Federal Wire Act Law and Legal Definition

The Federal Wire Act is a United States federal law prohibiting the operation of certain types of betting businesses in the United States. The Act was originally known as Interstate Wire Act and was enacted in 1961.

It provides that whoever being engaged in the business of betting or wagering knowingly uses a wire communication facility for the transmission in interstate or foreign commerce of bets or wagers or information assisting in the placing of bets or wagers on any sporting event or contest, or for the transmission of a wire communication which entitles the recipient to receive money or credit as a result of bets or wagers, or for information assisting in the placing of bets or wagers, shall be fined or imprisoned not more than two years, or both.

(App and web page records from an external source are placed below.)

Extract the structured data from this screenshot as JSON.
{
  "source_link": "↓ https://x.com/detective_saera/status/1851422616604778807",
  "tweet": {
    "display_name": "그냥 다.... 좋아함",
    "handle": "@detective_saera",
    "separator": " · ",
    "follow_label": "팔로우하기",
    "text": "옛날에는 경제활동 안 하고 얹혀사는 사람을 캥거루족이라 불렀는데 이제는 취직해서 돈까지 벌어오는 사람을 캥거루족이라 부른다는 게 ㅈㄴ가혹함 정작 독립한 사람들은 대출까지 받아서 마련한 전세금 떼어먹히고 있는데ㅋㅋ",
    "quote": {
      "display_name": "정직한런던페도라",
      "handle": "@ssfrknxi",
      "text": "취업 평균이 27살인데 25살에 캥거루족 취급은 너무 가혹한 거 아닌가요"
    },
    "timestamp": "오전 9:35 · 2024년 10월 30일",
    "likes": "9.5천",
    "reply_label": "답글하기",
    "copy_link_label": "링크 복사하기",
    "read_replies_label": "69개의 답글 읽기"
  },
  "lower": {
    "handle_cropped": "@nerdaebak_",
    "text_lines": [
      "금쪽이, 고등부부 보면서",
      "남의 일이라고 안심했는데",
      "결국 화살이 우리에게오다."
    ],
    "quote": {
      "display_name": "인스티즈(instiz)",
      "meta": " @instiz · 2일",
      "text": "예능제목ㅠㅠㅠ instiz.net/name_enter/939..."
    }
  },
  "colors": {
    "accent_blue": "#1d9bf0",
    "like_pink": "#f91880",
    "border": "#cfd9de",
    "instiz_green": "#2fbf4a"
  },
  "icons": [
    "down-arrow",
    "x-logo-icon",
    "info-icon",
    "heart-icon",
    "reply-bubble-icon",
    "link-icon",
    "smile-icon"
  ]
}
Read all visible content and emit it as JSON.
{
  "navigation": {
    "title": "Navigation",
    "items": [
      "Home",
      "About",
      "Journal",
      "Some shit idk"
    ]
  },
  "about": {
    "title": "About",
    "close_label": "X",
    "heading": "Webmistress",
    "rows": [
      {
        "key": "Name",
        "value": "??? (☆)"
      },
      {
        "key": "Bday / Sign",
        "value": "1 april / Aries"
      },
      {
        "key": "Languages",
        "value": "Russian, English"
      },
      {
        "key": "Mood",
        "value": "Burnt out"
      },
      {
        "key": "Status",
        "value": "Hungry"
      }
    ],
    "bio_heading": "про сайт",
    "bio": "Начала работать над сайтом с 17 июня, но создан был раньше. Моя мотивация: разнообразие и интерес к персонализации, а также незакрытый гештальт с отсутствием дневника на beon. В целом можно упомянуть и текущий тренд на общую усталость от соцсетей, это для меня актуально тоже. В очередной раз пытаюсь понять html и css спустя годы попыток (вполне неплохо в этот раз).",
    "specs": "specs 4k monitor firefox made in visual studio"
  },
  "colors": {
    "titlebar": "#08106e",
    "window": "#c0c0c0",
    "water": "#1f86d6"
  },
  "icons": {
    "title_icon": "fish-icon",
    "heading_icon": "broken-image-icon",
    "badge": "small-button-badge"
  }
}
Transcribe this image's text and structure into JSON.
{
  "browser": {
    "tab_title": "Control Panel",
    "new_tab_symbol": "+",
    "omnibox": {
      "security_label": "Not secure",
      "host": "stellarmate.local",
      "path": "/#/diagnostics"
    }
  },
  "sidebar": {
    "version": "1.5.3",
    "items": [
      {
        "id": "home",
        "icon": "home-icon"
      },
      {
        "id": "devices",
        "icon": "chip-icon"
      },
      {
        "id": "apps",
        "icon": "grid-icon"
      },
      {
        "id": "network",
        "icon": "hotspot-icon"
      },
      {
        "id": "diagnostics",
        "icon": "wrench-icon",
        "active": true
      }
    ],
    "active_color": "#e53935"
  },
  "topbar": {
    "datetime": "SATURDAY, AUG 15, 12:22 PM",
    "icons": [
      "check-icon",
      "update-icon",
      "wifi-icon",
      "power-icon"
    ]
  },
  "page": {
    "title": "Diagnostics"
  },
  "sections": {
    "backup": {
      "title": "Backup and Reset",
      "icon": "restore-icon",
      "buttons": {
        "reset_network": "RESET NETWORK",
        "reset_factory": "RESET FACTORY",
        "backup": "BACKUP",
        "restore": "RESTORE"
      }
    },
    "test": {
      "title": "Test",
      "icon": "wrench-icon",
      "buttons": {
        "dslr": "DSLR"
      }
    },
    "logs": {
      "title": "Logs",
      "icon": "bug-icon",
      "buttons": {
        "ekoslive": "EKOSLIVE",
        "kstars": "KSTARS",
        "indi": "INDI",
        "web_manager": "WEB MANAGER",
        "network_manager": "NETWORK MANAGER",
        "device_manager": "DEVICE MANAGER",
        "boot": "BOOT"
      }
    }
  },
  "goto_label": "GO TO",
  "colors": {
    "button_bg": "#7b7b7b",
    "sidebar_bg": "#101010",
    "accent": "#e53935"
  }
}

The Wire Act is intended to assist the states, territories and possessions of the United States, in enforcing their respective laws on gambling and bookmaking and to curtail organized gambling activities.